Yeah, I would say, Even so far, it was like our short journey already has taught me a lot of things. And I think one of one is stuck through me is don't let your current limitations limit you indefinitely. So I think that, you know, just because you don't know how to do a thing right now doesn't mean that you might have the tools accessible to you at this moment to go and learn it and we'll do it. One, one example that comes up to mind early in the year is that, you know, to build out the MVP for the first conception of the product, which is the auto ml plus the generative AI, we knew that probably a more complex infrastructure that I personally hadn't had experience building before would be required for the short term and hopefully in the long term, that would be kind of like the best decision to build into. But I definitely had to learn a lot of tools along the way to make that happen. And I think that you know, initially we thought it would take us a few other people few other folks to bring on me more money resources time to just get that MVP out. But by just kind of taking a step back and then seeing the ecosystem of tools, even things like GPT to help kind of guide you on how to do a thing. More of the things that you know you need to do and might not know how to do them now or actually closer in reach than you think they are. So kind of just go for.
Max Matson 58:59
Yeah. 100% both great answers. No, I completely agree. I think it's it's more and more necessary, right? It's like I had a boss at one point he said never asked me something that you can google right. I think that's that's become relatively universal at this point. So guys, thank you so much for this was a fantastic conversation. Where can people find you follow you?
Terry Rodriguez 59:21
Sure. Visit Remyx AI and follow us on LinkedIn, Twitter,
Salma Mayorquin 59:27
YouTube, Roku, so we'll put more resources up there. The landing page, we mix that AI is the best place you'll find our most of the resources there. And you can always shoot us an email you can say Terry at REMAX AI or some of you may say if you need anything
Max Matson 59:42
perfect, perfect ends R E M. Just so that everybody's clear. You got it. Awesome. Thank you so much, Terry & Salma. So um, I really appreciate it.

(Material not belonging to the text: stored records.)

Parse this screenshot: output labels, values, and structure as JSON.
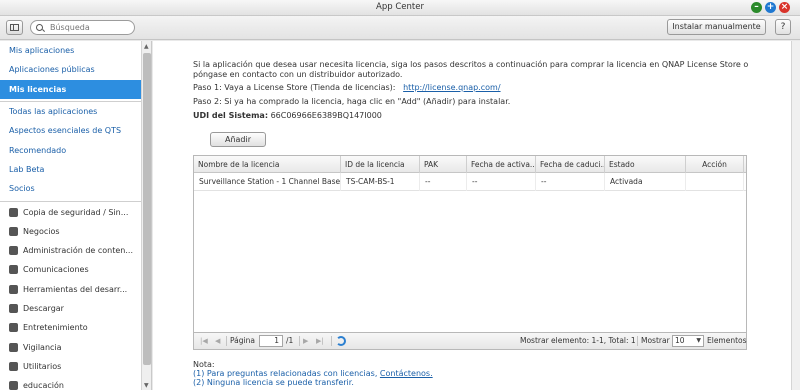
{
  "window": {
    "title": "App Center"
  },
  "toolbar": {
    "search_placeholder": "Búsqueda",
    "install_manually": "Instalar manualmente",
    "help": "?"
  },
  "sidebar": {
    "items": [
      {
        "label": "Mis aplicaciones"
      },
      {
        "label": "Aplicaciones públicas"
      },
      {
        "label": "Mis licencias"
      },
      {
        "label": "Todas las aplicaciones"
      },
      {
        "label": "Aspectos esenciales de QTS"
      },
      {
        "label": "Recomendado"
      },
      {
        "label": "Lab Beta"
      },
      {
        "label": "Socios"
      }
    ],
    "categories": [
      {
        "label": "Copia de seguridad / Sin...",
        "icon": "backup-icon"
      },
      {
        "label": "Negocios",
        "icon": "business-icon"
      },
      {
        "label": "Administración de conten...",
        "icon": "content-management-icon"
      },
      {
        "label": "Comunicaciones",
        "icon": "communications-icon"
      },
      {
        "label": "Herramientas del desarr...",
        "icon": "tools-icon"
      },
      {
        "label": "Descargar",
        "icon": "download-icon"
      },
      {
        "label": "Entretenimiento",
        "icon": "entertainment-icon"
      },
      {
        "label": "Vigilancia",
        "icon": "surveillance-icon"
      },
      {
        "label": "Utilitarios",
        "icon": "utilities-icon"
      },
      {
        "label": "educación",
        "icon": "education-icon"
      }
    ]
  },
  "main": {
    "intro_line1": "Si la aplicación que desea usar necesita licencia, siga los pasos descritos a continuación para comprar la licencia en QNAP License Store o",
    "intro_line2": "póngase en contacto con un distribuidor autorizado.",
    "step1_text": "Paso 1: Vaya a License Store (Tienda de licencias):",
    "step1_link": "http://license.qnap.com/",
    "step2_text": "Paso 2: Si ya ha comprado la licencia, haga clic en \"Add\" (Añadir) para instalar.",
    "udi_label": "UDI del Sistema:",
    "udi_value": "66C06966E6389BQ147I000",
    "add_button": "Añadir"
  },
  "table": {
    "columns": [
      "Nombre de la licencia",
      "ID de la licencia",
      "PAK",
      "Fecha de activa...",
      "Fecha de caduci...",
      "Estado",
      "Acción"
    ],
    "rows": [
      {
        "name": "Surveillance Station - 1 Channel Base...",
        "id": "TS-CAM-BS-1",
        "pak": "--",
        "activation": "--",
        "expiry": "--",
        "status": "Activada",
        "action": ""
      }
    ]
  },
  "pager": {
    "page_label": "Página",
    "page_value": "1",
    "page_total": "/1",
    "display_info": "Mostrar elemento: 1-1, Total: 1",
    "show_label": "Mostrar",
    "page_size": "10",
    "items_label": "Elementos"
  },
  "notes": {
    "title": "Nota:",
    "line1_text": "(1) Para preguntas relacionadas con licencias,",
    "line1_link": "Contáctenos.",
    "line2": "(2) Ninguna licencia se puede transferir."
  }
}
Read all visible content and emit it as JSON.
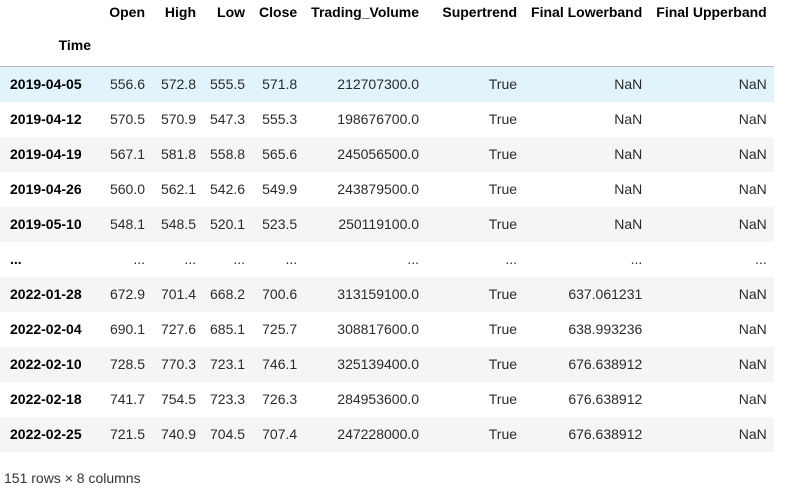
{
  "columns": [
    "Open",
    "High",
    "Low",
    "Close",
    "Trading_Volume",
    "Supertrend",
    "Final Lowerband",
    "Final Upperband"
  ],
  "index_name": "Time",
  "rows": [
    {
      "index": "2019-04-05",
      "cells": [
        "556.6",
        "572.8",
        "555.5",
        "571.8",
        "212707300.0",
        "True",
        "NaN",
        "NaN"
      ]
    },
    {
      "index": "2019-04-12",
      "cells": [
        "570.5",
        "570.9",
        "547.3",
        "555.3",
        "198676700.0",
        "True",
        "NaN",
        "NaN"
      ]
    },
    {
      "index": "2019-04-19",
      "cells": [
        "567.1",
        "581.8",
        "558.8",
        "565.6",
        "245056500.0",
        "True",
        "NaN",
        "NaN"
      ]
    },
    {
      "index": "2019-04-26",
      "cells": [
        "560.0",
        "562.1",
        "542.6",
        "549.9",
        "243879500.0",
        "True",
        "NaN",
        "NaN"
      ]
    },
    {
      "index": "2019-05-10",
      "cells": [
        "548.1",
        "548.5",
        "520.1",
        "523.5",
        "250119100.0",
        "True",
        "NaN",
        "NaN"
      ]
    },
    {
      "index": "...",
      "cells": [
        "...",
        "...",
        "...",
        "...",
        "...",
        "...",
        "...",
        "..."
      ]
    },
    {
      "index": "2022-01-28",
      "cells": [
        "672.9",
        "701.4",
        "668.2",
        "700.6",
        "313159100.0",
        "True",
        "637.061231",
        "NaN"
      ]
    },
    {
      "index": "2022-02-04",
      "cells": [
        "690.1",
        "727.6",
        "685.1",
        "725.7",
        "308817600.0",
        "True",
        "638.993236",
        "NaN"
      ]
    },
    {
      "index": "2022-02-10",
      "cells": [
        "728.5",
        "770.3",
        "723.1",
        "746.1",
        "325139400.0",
        "True",
        "676.638912",
        "NaN"
      ]
    },
    {
      "index": "2022-02-18",
      "cells": [
        "741.7",
        "754.5",
        "723.3",
        "726.3",
        "284953600.0",
        "True",
        "676.638912",
        "NaN"
      ]
    },
    {
      "index": "2022-02-25",
      "cells": [
        "721.5",
        "740.9",
        "704.5",
        "707.4",
        "247228000.0",
        "True",
        "676.638912",
        "NaN"
      ]
    }
  ],
  "footer": "151 rows × 8 columns"
}
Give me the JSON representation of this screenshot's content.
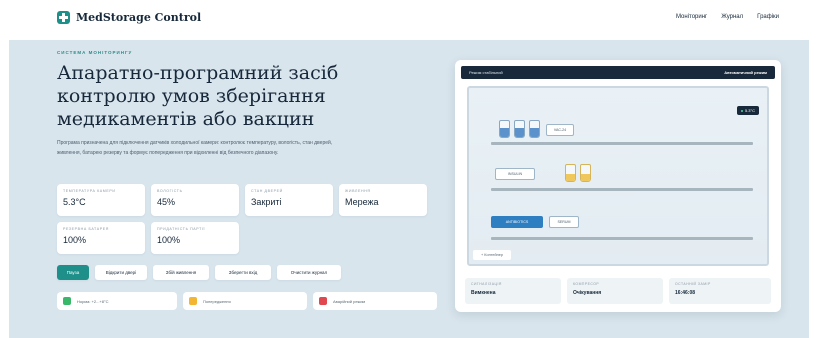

Salma Mayorquin 59:50
Thank you so much. And And thanks again for hosting. I think it was a lovely conversation. Great. Oh, my
Max Matson 59:55
pleasure. My pleasure.